─── Material to process

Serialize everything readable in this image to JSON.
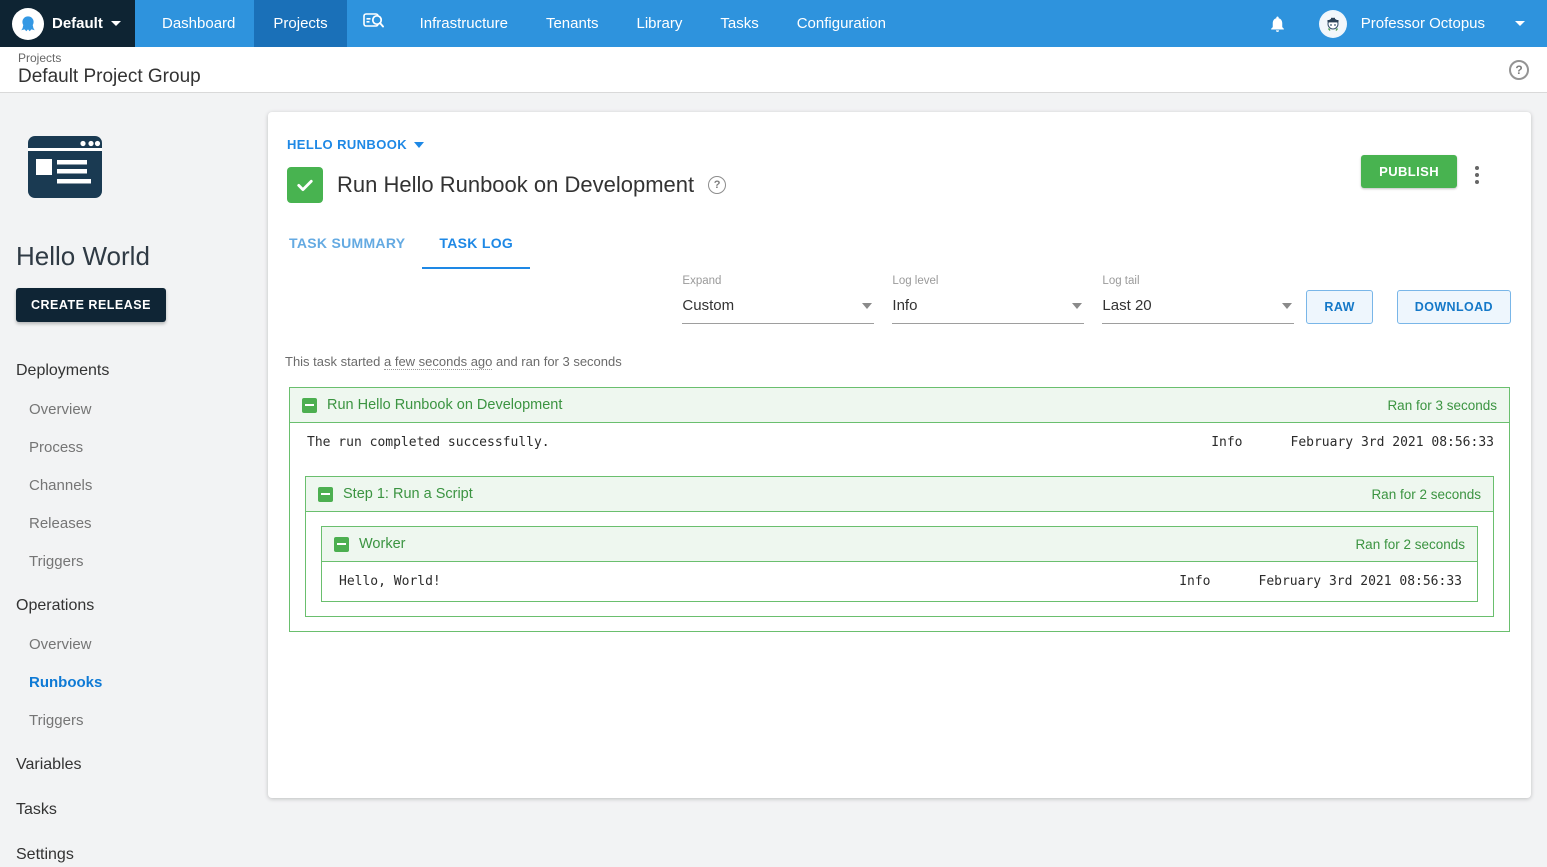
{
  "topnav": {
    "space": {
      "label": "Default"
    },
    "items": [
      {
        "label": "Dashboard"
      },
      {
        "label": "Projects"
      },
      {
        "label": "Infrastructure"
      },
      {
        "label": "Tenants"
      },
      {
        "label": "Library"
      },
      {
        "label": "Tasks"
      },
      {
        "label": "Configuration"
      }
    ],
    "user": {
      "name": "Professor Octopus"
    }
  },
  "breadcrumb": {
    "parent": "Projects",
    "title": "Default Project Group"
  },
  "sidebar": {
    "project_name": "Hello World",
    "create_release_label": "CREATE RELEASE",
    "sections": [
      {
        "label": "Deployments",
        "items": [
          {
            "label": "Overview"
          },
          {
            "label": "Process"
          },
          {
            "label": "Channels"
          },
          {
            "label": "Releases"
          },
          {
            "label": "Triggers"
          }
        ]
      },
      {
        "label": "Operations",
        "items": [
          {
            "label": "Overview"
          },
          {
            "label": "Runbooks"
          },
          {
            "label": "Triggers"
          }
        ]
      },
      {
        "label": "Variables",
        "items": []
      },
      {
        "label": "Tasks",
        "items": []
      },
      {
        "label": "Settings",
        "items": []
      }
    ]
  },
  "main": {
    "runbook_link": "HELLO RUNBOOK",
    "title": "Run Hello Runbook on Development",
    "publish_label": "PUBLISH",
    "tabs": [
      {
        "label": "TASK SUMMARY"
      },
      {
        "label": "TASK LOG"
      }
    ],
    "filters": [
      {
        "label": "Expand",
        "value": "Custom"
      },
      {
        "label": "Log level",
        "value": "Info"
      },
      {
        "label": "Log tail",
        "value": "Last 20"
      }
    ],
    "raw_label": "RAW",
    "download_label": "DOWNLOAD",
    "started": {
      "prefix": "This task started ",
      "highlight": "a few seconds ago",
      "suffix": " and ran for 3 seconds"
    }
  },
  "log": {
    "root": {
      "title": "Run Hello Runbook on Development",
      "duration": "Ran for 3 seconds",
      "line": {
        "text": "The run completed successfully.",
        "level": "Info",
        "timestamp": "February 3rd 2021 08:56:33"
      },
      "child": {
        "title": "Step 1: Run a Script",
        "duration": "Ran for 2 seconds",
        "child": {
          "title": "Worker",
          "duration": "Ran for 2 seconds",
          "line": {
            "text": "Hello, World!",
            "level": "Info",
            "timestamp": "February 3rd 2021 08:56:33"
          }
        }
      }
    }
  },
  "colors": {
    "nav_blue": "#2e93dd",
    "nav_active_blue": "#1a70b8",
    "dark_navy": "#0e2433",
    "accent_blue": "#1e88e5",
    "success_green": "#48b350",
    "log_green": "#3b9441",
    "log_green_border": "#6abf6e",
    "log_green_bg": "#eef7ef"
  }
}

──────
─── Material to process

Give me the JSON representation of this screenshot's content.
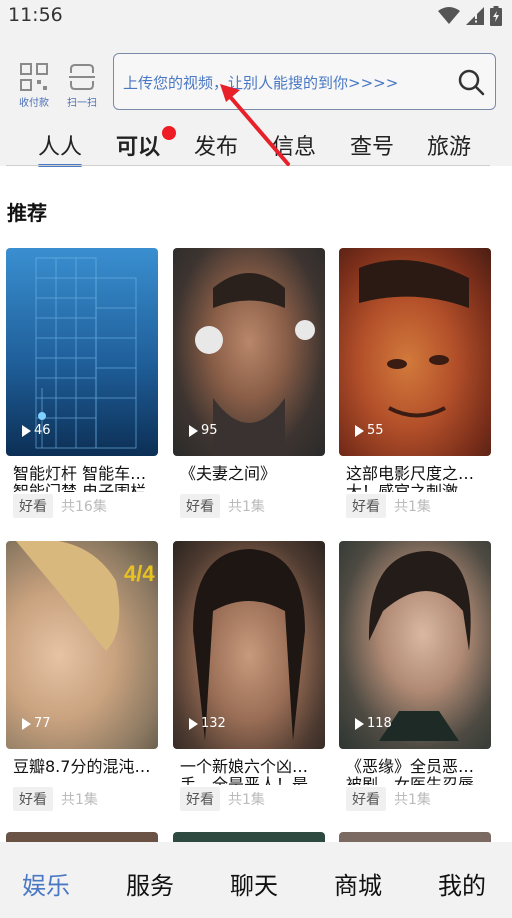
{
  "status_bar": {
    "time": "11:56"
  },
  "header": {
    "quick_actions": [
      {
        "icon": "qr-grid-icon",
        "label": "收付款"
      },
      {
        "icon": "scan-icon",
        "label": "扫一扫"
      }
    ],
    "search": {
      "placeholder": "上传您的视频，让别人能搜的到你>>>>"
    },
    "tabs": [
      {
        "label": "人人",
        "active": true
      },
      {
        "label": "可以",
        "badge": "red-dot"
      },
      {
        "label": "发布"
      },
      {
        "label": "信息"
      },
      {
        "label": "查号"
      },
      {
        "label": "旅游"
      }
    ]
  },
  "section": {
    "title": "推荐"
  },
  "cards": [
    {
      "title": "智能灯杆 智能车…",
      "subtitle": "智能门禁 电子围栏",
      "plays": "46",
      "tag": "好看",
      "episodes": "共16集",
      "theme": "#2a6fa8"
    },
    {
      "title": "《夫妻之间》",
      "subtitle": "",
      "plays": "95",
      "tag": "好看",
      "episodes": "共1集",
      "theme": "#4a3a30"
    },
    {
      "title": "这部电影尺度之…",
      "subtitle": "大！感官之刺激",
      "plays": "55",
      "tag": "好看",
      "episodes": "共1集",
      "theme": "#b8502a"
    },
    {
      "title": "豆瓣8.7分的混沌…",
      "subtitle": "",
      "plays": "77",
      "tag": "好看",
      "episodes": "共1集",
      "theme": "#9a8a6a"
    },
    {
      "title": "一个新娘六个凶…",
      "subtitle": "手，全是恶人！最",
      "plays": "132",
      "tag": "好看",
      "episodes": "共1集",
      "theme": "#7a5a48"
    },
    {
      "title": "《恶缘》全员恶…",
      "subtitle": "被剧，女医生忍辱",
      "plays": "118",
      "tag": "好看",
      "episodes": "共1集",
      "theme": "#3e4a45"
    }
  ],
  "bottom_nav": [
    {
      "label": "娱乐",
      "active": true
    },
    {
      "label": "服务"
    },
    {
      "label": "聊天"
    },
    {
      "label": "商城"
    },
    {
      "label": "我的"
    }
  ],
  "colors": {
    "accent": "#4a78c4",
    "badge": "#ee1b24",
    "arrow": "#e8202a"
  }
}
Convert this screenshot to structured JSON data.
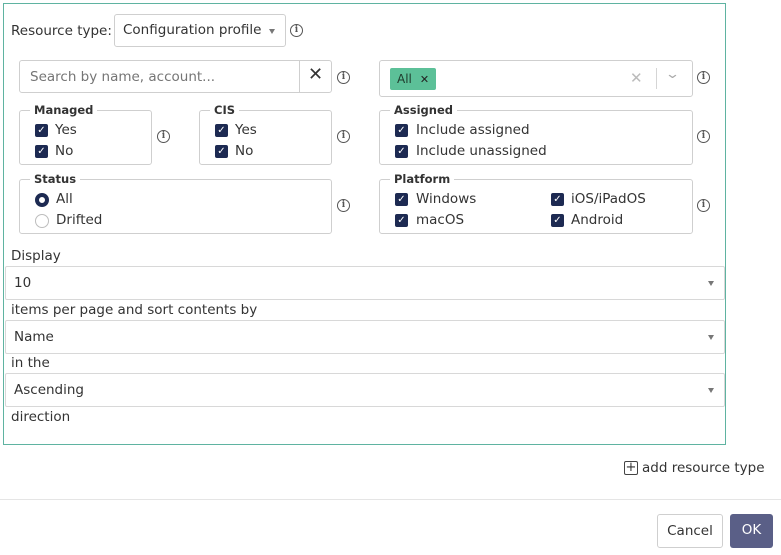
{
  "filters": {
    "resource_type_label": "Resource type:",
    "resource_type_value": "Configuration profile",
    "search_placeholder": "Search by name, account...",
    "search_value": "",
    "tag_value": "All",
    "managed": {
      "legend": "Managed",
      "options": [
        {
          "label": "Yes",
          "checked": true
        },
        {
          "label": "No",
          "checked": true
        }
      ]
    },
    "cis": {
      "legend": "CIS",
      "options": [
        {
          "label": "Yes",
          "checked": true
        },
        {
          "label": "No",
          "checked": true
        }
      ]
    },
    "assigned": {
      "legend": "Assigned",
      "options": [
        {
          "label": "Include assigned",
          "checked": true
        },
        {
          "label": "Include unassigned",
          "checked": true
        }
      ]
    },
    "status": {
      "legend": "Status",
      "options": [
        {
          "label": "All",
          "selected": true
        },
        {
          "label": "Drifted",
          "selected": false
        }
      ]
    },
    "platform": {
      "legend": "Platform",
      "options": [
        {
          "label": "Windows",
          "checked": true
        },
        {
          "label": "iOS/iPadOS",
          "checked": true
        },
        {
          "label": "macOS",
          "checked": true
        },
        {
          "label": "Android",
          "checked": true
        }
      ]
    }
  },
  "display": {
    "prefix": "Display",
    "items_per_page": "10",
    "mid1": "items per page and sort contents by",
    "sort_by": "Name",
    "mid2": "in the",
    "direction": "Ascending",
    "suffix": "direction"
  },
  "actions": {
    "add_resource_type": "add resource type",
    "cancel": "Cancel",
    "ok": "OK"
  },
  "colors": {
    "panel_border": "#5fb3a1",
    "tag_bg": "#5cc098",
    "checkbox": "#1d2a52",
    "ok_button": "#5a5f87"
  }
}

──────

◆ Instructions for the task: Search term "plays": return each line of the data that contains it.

◆ Result for this exercise:
      "plays": "46",
      "plays": "95",
      "plays": "55",
      "plays": "77",
      "plays": "132",
      "plays": "118",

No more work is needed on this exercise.